## To do
Find all lines in the records that include the word "Communication", and copy them out.

## Input records
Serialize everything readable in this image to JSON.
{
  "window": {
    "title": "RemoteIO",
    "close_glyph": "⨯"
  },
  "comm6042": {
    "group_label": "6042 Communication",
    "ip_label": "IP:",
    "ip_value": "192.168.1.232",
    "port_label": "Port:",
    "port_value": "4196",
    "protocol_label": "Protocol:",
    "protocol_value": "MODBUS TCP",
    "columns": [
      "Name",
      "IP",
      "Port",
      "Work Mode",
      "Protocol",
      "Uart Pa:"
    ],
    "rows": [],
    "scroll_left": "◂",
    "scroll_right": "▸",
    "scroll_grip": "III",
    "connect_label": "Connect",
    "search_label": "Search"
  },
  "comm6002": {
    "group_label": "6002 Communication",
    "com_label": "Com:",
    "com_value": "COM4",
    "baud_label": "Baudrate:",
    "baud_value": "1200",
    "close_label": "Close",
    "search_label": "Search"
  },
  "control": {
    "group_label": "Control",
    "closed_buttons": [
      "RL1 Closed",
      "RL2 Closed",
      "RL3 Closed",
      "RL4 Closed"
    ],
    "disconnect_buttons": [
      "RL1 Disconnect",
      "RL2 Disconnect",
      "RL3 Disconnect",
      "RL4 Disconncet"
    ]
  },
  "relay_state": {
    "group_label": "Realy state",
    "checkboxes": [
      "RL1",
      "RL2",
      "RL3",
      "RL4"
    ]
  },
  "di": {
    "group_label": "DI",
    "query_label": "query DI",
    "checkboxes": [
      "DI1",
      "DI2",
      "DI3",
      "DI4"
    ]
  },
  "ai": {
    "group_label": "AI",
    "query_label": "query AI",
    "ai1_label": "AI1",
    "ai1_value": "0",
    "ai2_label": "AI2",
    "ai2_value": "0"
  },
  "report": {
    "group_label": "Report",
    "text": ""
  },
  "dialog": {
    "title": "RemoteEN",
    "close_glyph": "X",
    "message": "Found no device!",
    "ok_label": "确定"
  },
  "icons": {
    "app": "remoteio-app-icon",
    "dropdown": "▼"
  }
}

## Expected answer
    "group_label": "6042 Communication",
    "group_label": "6002 Communication",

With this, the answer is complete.